Bowl repaired with veins of gold

Reuse, Recycle, Repurpose: The Afterlives of Japanese Material Culture

The terms reuse, recycle, and repurpose—although ever-present exhortations in the face of the contemporary global ecological crisis—are not merely modern concepts and concerns. These material reclamations and techniques were deployed in times of scarcity and in moments of artistic inspiration; they occurred at the juncture of transcultural exchange and as a result of sociopolitical and religious impetus among other reasons. Guest edited by Halle O’Neal, volume 52 of Ars Orientalis focuses on these ideas in Japanese material culture and the meaning of the transformations. The articles examine not only critical moments in the life cycle of particular objects, but they also provide insight into their evolving function and importance throughout history.

Reuse, Recycle, and Repurpose in Practice: Reflections

Digital Initiatives

Digital Initiatives is a column that explores digital tools, research resources, publications, and learning opportunities in art history and related fields, with a special focus on topics relevant to Ars Orientalis readers. In volume 52, the following reviews explore a digital exhibition and archaeogaming.

Ars Orientalis 52

  • Editor-in-Chief

    Massumeh Farhad

  • Managing Editor

    Sana Mirza

  • Publications Assistant

    Judy Lee

  • Advisory Board

    Qianshen Bai
    Kevin Carr
    Antonietta Catanzariti
    Joan Kee
    Dipti Khera
    Simon Rettig

  • Editor

    Mary Cason

  • Designer

    University of Michigan Publishing

Issn 0571-1371
Printed in the United States of America
© 2022 Smithsonian Institution, Washington, D.C

Beginning with volume 42 (2012), Ars Orientalis is indexed and abstracted in the Art and Humanities Citation Index®.
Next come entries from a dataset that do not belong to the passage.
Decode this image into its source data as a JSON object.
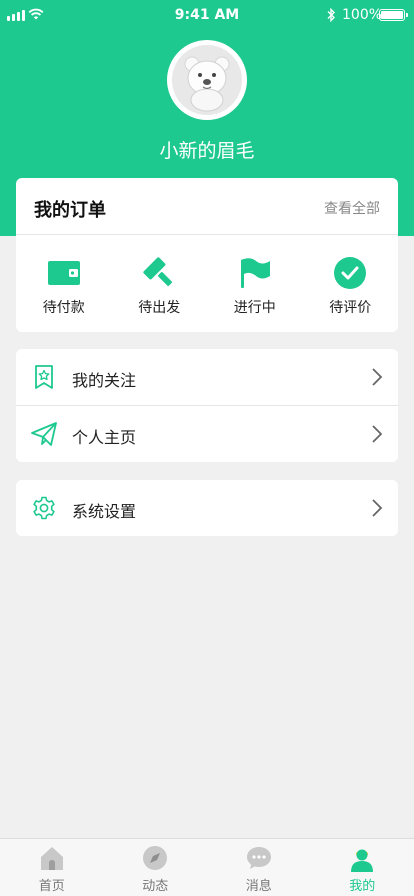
{
  "status_bar": {
    "time": "9:41 AM",
    "battery": "100%"
  },
  "profile": {
    "username": "小新的眉毛"
  },
  "orders": {
    "title": "我的订单",
    "view_all": "查看全部",
    "items": [
      {
        "label": "待付款",
        "icon": "wallet-icon"
      },
      {
        "label": "待出发",
        "icon": "hammer-icon"
      },
      {
        "label": "进行中",
        "icon": "flag-icon"
      },
      {
        "label": "待评价",
        "icon": "check-circle-icon"
      }
    ]
  },
  "menu": [
    {
      "label": "我的关注",
      "icon": "star-bookmark-icon"
    },
    {
      "label": "个人主页",
      "icon": "paper-plane-icon"
    },
    {
      "label": "系统设置",
      "icon": "gear-icon"
    }
  ],
  "tabs": [
    {
      "label": "首页",
      "icon": "home-icon"
    },
    {
      "label": "动态",
      "icon": "compass-icon"
    },
    {
      "label": "消息",
      "icon": "chat-icon"
    },
    {
      "label": "我的",
      "icon": "user-icon",
      "active": true
    }
  ],
  "colors": {
    "accent": "#1ec990",
    "background": "#f0f0f0"
  }
}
Ars Orientalis 52 print copies can be ordered here.

Current print volume price (excluding shipping): $60

Image Credits: Arthur M. Sackler Museum, Harvard Art Museums, Nara National Museum, Metropolitan Museum of Art, Yale University, Fabio Gygi, Museum of Fine Arts, Boston, Freer Gallery of Art